As I watched the footage, I could see how Rita made a better Joe than Joe. As Chris put it, “She is the eyes of America, and unlike Joe point oh, America isn’t going to be annoyed when you’re doing your thing.”

Rita didn’t hear me get up during the vampire dream. She didn’t hear me strip naked to get the scent of cologne off or rub garlic on my chest and neck. She didn’t hear me leave. Joe did though.

Dr. Nikitas has told us that loud noises are preferable to shaking, so Joe is laying on the horn, despite the fact that it is after two in the morning. About five blocks from our house, I finally hear the dying whine of her Honda’s horn. I am standing in the middle of an intersection, looking down at my red feet and shrunken penis. Like a child who doesn’t feel pain until he sees the scratch, I immediately begin to shiver. To my left is Joe’s Honda, Joe leaning across the passenger seat, yelling for me to “get the fuck in the goddamn car.”

Her car has not had a chance to warm up, and the cool air blowing out of the vents forces me into a ball, my knees pulled tight to my chest.

The ART van pulls up beside us and Chris is yelling for Joe to stay put. The van door opens and out comes Rita in a nightgown I have never seen and that is way too skimpy for this weather.

As my chattering teeth vibrate my head like a tuning fork, Chris is telling Joe that she needs to get in the van and let Rita drive me home. Joe turns to me and says, “I am doing this for you” in a way that tells me this is the last thing she’s going to be doing for me for a while.

I just want to get home and get my clothes on, so I nod my head energetically as Joe pushes past Rita.

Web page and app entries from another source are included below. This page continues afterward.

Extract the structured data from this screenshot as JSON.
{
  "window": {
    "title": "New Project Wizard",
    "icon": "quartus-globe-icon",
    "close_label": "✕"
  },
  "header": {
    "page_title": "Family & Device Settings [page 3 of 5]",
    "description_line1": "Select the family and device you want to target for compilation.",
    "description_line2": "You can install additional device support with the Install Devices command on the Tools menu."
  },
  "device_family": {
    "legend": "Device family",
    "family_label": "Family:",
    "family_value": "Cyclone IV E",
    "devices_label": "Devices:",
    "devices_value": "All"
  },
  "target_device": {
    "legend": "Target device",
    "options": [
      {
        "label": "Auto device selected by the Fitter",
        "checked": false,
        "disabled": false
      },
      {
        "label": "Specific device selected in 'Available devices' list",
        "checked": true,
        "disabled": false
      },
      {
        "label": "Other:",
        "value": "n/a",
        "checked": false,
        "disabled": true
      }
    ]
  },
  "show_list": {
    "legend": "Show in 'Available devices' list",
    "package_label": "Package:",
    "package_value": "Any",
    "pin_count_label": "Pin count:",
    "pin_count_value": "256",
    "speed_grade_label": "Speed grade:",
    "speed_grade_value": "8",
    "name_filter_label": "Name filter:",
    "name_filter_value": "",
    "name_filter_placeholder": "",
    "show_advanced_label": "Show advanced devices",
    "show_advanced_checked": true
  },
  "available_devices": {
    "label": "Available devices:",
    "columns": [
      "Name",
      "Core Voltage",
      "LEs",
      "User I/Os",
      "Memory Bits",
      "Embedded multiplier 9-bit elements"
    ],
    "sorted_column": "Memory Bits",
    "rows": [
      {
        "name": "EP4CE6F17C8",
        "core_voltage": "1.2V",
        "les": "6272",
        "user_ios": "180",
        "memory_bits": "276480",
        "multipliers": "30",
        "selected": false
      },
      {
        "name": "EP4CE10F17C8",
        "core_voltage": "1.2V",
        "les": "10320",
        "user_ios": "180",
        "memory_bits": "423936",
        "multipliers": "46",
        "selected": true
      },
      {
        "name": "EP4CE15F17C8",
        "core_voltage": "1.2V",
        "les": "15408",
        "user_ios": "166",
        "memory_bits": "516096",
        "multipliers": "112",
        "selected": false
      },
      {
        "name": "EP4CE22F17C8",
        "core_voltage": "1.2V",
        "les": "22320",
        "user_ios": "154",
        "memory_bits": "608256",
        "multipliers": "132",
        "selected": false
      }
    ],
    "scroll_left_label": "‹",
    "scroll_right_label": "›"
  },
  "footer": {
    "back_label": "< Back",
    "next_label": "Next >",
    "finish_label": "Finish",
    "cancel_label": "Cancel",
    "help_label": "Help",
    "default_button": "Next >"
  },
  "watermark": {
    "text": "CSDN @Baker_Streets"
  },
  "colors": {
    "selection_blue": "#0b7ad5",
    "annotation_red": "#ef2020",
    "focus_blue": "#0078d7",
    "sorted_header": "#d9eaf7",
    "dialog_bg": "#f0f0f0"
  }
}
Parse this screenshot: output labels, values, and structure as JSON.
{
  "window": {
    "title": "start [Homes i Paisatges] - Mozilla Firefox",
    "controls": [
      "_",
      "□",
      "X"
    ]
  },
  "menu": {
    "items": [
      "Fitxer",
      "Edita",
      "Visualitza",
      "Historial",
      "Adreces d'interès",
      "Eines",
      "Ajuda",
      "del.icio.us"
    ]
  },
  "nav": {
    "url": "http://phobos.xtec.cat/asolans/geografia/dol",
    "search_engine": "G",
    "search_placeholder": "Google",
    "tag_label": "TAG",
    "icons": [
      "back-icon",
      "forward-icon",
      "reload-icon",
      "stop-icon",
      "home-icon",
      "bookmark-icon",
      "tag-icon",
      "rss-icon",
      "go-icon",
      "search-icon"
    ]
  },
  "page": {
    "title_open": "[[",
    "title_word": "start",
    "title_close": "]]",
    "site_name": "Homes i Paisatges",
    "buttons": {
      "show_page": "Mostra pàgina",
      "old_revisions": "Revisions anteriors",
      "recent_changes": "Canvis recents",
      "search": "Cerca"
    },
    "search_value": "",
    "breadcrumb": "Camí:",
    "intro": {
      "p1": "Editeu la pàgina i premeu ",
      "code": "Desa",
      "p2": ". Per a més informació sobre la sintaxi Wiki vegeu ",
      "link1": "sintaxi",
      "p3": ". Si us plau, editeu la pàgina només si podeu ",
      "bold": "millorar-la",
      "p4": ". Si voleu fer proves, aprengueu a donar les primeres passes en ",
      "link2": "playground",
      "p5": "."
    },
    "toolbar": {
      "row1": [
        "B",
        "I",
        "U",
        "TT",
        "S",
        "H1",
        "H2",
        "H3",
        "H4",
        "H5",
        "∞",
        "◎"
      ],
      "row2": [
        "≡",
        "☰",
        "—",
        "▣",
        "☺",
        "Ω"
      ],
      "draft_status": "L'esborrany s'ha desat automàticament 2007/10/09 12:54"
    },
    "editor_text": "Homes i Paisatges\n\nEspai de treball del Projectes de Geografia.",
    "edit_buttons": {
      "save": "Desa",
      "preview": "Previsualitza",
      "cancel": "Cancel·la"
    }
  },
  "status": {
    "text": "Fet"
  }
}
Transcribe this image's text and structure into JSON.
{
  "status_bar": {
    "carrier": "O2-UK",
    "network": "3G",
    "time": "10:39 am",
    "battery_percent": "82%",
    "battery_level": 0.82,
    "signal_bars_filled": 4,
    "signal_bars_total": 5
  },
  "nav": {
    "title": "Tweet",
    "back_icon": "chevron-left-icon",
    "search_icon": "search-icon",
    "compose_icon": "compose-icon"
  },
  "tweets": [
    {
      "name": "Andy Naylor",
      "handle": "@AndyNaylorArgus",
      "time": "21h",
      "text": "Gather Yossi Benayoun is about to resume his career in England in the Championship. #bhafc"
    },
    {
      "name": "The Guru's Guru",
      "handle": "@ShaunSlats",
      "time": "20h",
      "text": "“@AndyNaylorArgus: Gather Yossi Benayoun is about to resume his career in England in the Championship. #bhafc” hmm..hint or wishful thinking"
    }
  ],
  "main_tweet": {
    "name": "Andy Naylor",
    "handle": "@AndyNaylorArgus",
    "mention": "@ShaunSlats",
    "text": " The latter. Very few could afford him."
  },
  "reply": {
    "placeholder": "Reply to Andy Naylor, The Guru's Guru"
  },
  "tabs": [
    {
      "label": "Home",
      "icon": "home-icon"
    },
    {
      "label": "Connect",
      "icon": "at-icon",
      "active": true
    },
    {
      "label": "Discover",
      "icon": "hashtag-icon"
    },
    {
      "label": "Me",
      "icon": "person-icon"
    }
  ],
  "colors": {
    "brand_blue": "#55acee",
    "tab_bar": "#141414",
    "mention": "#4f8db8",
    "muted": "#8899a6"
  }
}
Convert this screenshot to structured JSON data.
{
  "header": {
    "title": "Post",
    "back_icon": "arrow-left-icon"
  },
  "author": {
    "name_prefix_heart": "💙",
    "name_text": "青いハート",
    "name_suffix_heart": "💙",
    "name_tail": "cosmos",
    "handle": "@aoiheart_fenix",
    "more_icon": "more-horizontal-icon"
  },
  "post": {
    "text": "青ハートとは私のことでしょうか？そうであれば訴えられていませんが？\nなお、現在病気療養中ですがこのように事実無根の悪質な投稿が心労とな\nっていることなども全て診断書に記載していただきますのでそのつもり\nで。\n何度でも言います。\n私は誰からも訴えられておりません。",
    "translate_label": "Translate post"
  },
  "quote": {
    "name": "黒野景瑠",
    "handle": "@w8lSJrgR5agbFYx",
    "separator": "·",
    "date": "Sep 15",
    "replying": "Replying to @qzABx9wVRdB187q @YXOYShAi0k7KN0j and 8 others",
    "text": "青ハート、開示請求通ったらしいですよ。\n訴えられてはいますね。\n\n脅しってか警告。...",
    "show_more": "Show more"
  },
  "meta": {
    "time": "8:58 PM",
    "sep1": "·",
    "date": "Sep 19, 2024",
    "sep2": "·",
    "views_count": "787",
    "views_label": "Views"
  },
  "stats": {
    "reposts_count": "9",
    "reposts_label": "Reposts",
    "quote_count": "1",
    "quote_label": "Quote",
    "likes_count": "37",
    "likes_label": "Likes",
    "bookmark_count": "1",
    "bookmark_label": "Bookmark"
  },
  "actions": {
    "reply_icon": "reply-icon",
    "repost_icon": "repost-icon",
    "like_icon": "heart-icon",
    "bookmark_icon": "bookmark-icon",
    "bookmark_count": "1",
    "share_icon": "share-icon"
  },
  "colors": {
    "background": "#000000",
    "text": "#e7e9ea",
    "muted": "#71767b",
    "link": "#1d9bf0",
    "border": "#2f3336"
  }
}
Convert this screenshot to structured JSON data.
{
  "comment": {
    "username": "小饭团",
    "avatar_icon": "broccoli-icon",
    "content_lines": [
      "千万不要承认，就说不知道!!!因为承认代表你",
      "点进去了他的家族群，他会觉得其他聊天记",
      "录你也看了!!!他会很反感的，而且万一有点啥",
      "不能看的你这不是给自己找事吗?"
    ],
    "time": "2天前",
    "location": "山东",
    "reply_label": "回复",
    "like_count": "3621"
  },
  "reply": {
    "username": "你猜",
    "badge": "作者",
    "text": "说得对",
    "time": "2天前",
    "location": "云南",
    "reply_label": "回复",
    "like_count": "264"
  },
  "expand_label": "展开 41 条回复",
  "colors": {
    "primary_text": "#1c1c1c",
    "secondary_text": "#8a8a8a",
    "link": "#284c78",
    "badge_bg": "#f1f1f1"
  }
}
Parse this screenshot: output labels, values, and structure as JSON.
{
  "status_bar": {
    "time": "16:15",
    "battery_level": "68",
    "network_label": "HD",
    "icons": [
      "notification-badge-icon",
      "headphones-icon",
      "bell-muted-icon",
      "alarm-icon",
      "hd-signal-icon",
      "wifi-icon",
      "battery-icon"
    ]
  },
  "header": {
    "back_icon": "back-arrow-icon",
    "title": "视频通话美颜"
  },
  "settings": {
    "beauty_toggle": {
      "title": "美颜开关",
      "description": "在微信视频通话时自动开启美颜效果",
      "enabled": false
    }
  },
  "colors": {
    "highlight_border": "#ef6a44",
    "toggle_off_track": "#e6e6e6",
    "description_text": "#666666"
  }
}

Rita whispers, “Sorry” to me as she puts her hands around my head and pulls me in for a kiss. The Go-Pro hits her in the forehead so she takes it off. Behind her I can see Al, one of the camera guys, focusing in on us.

Rita rubs my freezing thigh and says, “We have to get you home, love.”

Joe, backing herself into the van, is shaking her head slowly.

Joe doesn’t sleep at the house. She tells me she’ll be packing up her stuff and moving in with a friend from the office.

“Do I know her?” I ask.

“Do you know Rita?” she replies.

I want to tell her to stay, to convince her that one day we’ll look back on this experience and have all kinds of terrific stories to tell at parties. Maybe even Hollywood parties. I almost tell her that Rita means nothing to me, but that sounds like I was cheating on her.

“Call me when this,” and she waves her hand in the air, “is all over.” She says she can’t promise she’ll pick up, that she has a lot of processing to do, that she’s not sure she can be with someone whose values are so screwed up.

I wanted a better life for us, an adventurous life. I wanted to be able to use my disability to pay Joe back for putting up with me.

Maybe I still can. Maybe when the show airs and Dr. Nikitas treats me, I can use my Sleepwalker X money to pay for Joe to go to law school.

I’m lying in bed alone thinking about that when I get a text from Chris: “Derek is already talking season two. You’re beautiful, baby.”

Joe never called me baby.